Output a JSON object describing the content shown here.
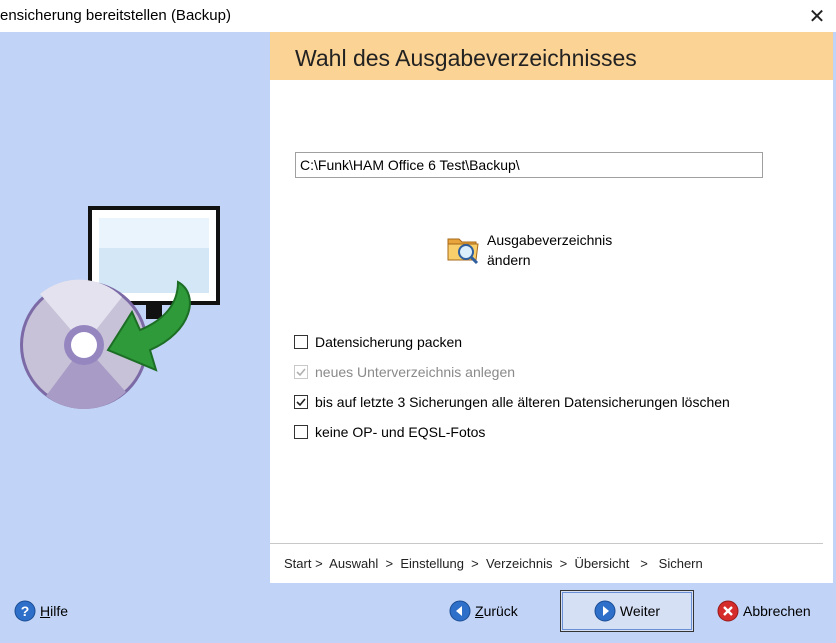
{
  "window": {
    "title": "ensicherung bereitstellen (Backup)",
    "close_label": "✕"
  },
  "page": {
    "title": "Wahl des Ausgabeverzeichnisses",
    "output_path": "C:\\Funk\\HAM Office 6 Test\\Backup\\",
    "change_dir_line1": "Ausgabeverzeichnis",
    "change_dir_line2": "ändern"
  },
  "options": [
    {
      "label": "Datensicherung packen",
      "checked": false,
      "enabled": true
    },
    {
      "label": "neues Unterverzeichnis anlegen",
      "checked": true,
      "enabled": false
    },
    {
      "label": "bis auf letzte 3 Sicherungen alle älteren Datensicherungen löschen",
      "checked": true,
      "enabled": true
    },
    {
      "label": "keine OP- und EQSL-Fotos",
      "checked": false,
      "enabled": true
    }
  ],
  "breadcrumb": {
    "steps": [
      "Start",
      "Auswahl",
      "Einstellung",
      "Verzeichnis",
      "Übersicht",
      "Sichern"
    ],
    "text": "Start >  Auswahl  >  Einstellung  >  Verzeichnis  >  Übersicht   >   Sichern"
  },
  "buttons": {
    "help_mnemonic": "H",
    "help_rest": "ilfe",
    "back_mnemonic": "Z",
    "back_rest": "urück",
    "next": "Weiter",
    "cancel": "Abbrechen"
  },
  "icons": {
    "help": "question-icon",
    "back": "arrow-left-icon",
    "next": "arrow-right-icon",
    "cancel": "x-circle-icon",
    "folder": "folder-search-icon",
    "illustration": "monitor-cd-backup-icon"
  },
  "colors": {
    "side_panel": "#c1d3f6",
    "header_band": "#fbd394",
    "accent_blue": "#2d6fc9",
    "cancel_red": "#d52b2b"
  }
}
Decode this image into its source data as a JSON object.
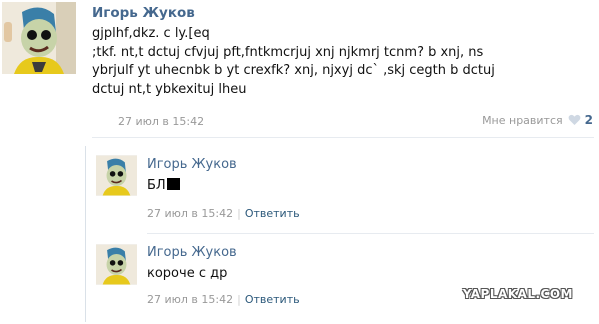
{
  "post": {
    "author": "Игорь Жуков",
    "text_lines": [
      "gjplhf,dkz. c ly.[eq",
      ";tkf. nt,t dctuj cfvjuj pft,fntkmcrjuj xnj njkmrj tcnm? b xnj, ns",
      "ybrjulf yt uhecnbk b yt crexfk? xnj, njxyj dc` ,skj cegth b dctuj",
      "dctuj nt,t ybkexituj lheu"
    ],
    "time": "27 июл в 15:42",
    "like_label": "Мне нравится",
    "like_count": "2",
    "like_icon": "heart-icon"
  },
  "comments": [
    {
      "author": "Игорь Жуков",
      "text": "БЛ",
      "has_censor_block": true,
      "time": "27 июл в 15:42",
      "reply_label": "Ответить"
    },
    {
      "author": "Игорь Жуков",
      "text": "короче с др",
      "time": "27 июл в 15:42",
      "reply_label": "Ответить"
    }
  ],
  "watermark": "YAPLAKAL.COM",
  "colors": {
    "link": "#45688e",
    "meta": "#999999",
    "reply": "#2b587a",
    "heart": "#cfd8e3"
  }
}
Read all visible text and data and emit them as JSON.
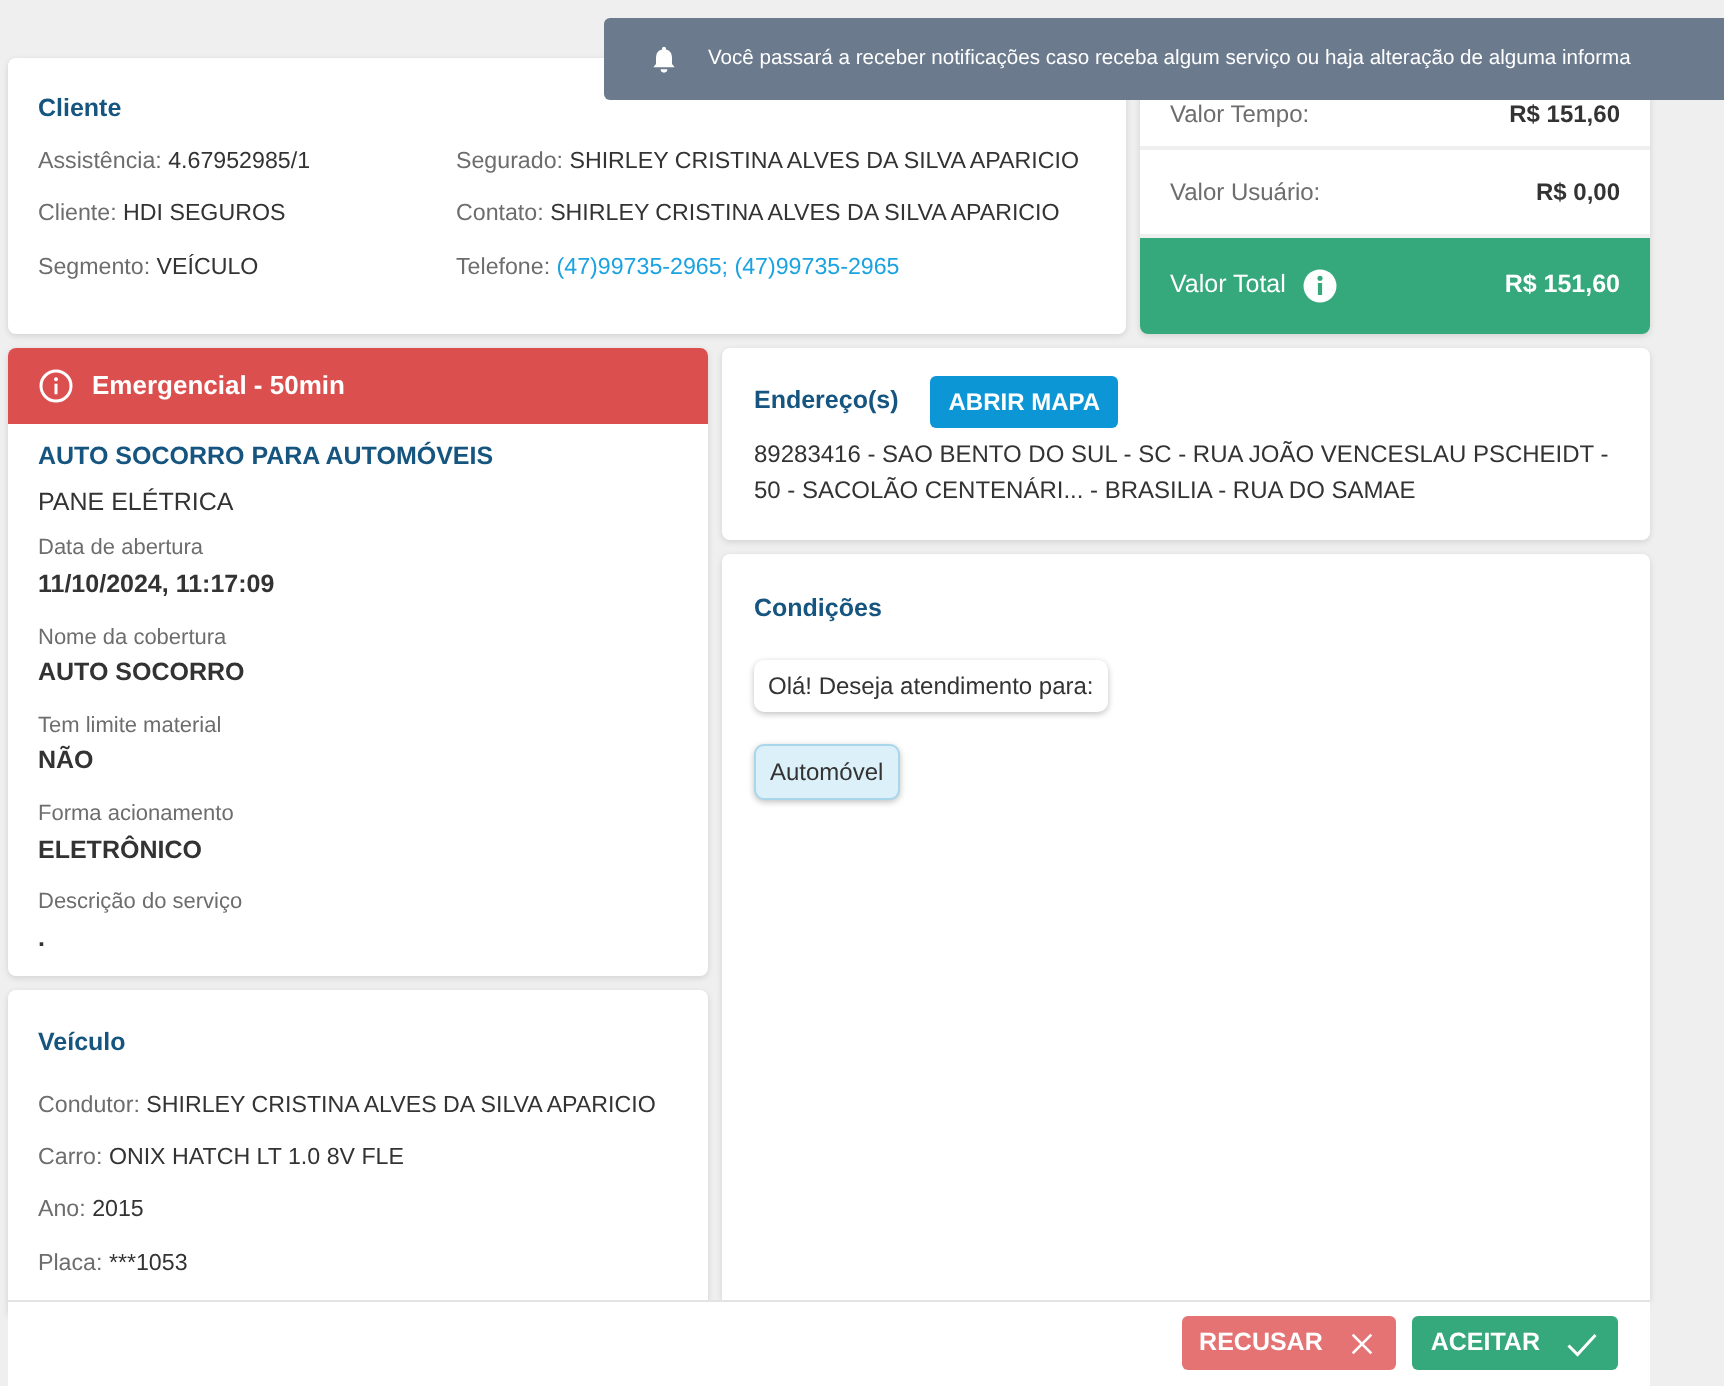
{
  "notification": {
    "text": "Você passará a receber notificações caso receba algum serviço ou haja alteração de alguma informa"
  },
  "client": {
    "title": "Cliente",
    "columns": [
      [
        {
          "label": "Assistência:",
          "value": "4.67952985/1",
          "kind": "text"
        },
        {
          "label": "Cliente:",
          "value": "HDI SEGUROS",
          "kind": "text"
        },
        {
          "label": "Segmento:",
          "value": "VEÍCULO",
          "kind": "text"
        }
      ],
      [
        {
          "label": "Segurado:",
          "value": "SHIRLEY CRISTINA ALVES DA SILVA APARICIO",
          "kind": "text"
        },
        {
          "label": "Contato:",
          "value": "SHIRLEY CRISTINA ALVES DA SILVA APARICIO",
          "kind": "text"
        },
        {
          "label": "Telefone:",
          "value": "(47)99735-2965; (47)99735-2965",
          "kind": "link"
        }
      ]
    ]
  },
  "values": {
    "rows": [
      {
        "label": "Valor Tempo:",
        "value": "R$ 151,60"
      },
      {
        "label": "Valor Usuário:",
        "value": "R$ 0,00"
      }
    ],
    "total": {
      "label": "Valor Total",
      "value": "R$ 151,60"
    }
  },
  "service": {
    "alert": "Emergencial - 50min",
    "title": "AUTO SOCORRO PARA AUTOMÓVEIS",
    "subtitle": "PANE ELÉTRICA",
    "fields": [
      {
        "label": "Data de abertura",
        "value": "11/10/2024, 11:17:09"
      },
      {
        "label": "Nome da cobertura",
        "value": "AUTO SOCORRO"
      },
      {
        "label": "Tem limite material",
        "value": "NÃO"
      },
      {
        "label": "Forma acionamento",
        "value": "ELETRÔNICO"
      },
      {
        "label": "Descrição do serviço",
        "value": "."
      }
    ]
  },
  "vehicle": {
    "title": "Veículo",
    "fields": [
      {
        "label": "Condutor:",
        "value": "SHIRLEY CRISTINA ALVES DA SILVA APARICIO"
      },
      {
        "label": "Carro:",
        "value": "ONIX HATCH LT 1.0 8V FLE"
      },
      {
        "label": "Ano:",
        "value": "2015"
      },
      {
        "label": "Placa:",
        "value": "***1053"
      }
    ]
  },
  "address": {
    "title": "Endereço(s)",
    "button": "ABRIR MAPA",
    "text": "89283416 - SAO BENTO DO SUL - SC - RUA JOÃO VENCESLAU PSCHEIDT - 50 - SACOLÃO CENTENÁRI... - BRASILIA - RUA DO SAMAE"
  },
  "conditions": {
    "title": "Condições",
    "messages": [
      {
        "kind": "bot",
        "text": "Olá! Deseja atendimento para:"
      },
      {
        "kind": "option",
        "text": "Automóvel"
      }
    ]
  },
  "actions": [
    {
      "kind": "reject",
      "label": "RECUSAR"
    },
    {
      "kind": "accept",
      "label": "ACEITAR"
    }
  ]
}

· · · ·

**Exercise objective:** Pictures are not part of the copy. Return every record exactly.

**Response below:**
Output a JSON object describing the content shown here.
{
  "window": {
    "title": "ensicherung bereitstellen (Backup)",
    "close_label": "✕"
  },
  "page": {
    "title": "Wahl des Ausgabeverzeichnisses",
    "output_path": "C:\\Funk\\HAM Office 6 Test\\Backup\\",
    "change_dir_line1": "Ausgabeverzeichnis",
    "change_dir_line2": "ändern"
  },
  "options": [
    {
      "label": "Datensicherung packen",
      "checked": false,
      "enabled": true
    },
    {
      "label": "neues Unterverzeichnis anlegen",
      "checked": true,
      "enabled": false
    },
    {
      "label": "bis auf letzte 3 Sicherungen alle älteren Datensicherungen löschen",
      "checked": true,
      "enabled": true
    },
    {
      "label": "keine OP- und EQSL-Fotos",
      "checked": false,
      "enabled": true
    }
  ],
  "breadcrumb": {
    "steps": [
      "Start",
      "Auswahl",
      "Einstellung",
      "Verzeichnis",
      "Übersicht",
      "Sichern"
    ],
    "text": "Start >  Auswahl  >  Einstellung  >  Verzeichnis  >  Übersicht   >   Sichern"
  },
  "buttons": {
    "help_mnemonic": "H",
    "help_rest": "ilfe",
    "back_mnemonic": "Z",
    "back_rest": "urück",
    "next": "Weiter",
    "cancel": "Abbrechen"
  },
  "icons": {
    "help": "question-icon",
    "back": "arrow-left-icon",
    "next": "arrow-right-icon",
    "cancel": "x-circle-icon",
    "folder": "folder-search-icon",
    "illustration": "monitor-cd-backup-icon"
  },
  "colors": {
    "side_panel": "#c1d3f6",
    "header_band": "#fbd394",
    "accent_blue": "#2d6fc9",
    "cancel_red": "#d52b2b"
  }
}
Decode this image into its source data as a JSON object.
{
  "post": {
    "author": "Игорь Жуков",
    "text_lines": [
      "gjplhf,dkz. c ly.[eq",
      ";tkf. nt,t dctuj cfvjuj pft,fntkmcrjuj xnj njkmrj tcnm? b xnj, ns",
      "ybrjulf yt uhecnbk b yt crexfk? xnj, njxyj dc` ,skj cegth b dctuj",
      "dctuj nt,t ybkexituj lheu"
    ],
    "time": "27 июл в 15:42",
    "like_label": "Мне нравится",
    "like_count": "2",
    "like_icon": "heart-icon"
  },
  "comments": [
    {
      "author": "Игорь Жуков",
      "text": "БЛ",
      "has_censor_block": true,
      "time": "27 июл в 15:42",
      "reply_label": "Ответить"
    },
    {
      "author": "Игорь Жуков",
      "text": "короче с др",
      "time": "27 июл в 15:42",
      "reply_label": "Ответить"
    }
  ],
  "watermark": "YAPLAKAL.COM",
  "colors": {
    "link": "#45688e",
    "meta": "#999999",
    "reply": "#2b587a",
    "heart": "#cfd8e3"
  }
}
Read all visible text and data and emit them as JSON.
{
  "notification": {
    "text": "Você passará a receber notificações caso receba algum serviço ou haja alteração de alguma informa"
  },
  "client": {
    "title": "Cliente",
    "columns": [
      [
        {
          "label": "Assistência:",
          "value": "4.67952985/1",
          "kind": "text"
        },
        {
          "label": "Cliente:",
          "value": "HDI SEGUROS",
          "kind": "text"
        },
        {
          "label": "Segmento:",
          "value": "VEÍCULO",
          "kind": "text"
        }
      ],
      [
        {
          "label": "Segurado:",
          "value": "SHIRLEY CRISTINA ALVES DA SILVA APARICIO",
          "kind": "text"
        },
        {
          "label": "Contato:",
          "value": "SHIRLEY CRISTINA ALVES DA SILVA APARICIO",
          "kind": "text"
        },
        {
          "label": "Telefone:",
          "value": "(47)99735-2965; (47)99735-2965",
          "kind": "link"
        }
      ]
    ]
  },
  "values": {
    "rows": [
      {
        "label": "Valor Tempo:",
        "value": "R$ 151,60"
      },
      {
        "label": "Valor Usuário:",
        "value": "R$ 0,00"
      }
    ],
    "total": {
      "label": "Valor Total",
      "value": "R$ 151,60"
    }
  },
  "service": {
    "alert": "Emergencial - 50min",
    "title": "AUTO SOCORRO PARA AUTOMÓVEIS",
    "subtitle": "PANE ELÉTRICA",
    "fields": [
      {
        "label": "Data de abertura",
        "value": "11/10/2024, 11:17:09"
      },
      {
        "label": "Nome da cobertura",
        "value": "AUTO SOCORRO"
      },
      {
        "label": "Tem limite material",
        "value": "NÃO"
      },
      {
        "label": "Forma acionamento",
        "value": "ELETRÔNICO"
      },
      {
        "label": "Descrição do serviço",
        "value": "."
      }
    ]
  },
  "vehicle": {
    "title": "Veículo",
    "fields": [
      {
        "label": "Condutor:",
        "value": "SHIRLEY CRISTINA ALVES DA SILVA APARICIO"
      },
      {
        "label": "Carro:",
        "value": "ONIX HATCH LT 1.0 8V FLE"
      },
      {
        "label": "Ano:",
        "value": "2015"
      },
      {
        "label": "Placa:",
        "value": "***1053"
      }
    ]
  },
  "address": {
    "title": "Endereço(s)",
    "button": "ABRIR MAPA",
    "text": "89283416 - SAO BENTO DO SUL - SC - RUA JOÃO VENCESLAU PSCHEIDT - 50 - SACOLÃO CENTENÁRI... - BRASILIA - RUA DO SAMAE"
  },
  "conditions": {
    "title": "Condições",
    "messages": [
      {
        "kind": "bot",
        "text": "Olá! Deseja atendimento para:"
      },
      {
        "kind": "option",
        "text": "Automóvel"
      }
    ]
  },
  "actions": [
    {
      "kind": "reject",
      "label": "RECUSAR"
    },
    {
      "kind": "accept",
      "label": "ACEITAR"
    }
  ]
}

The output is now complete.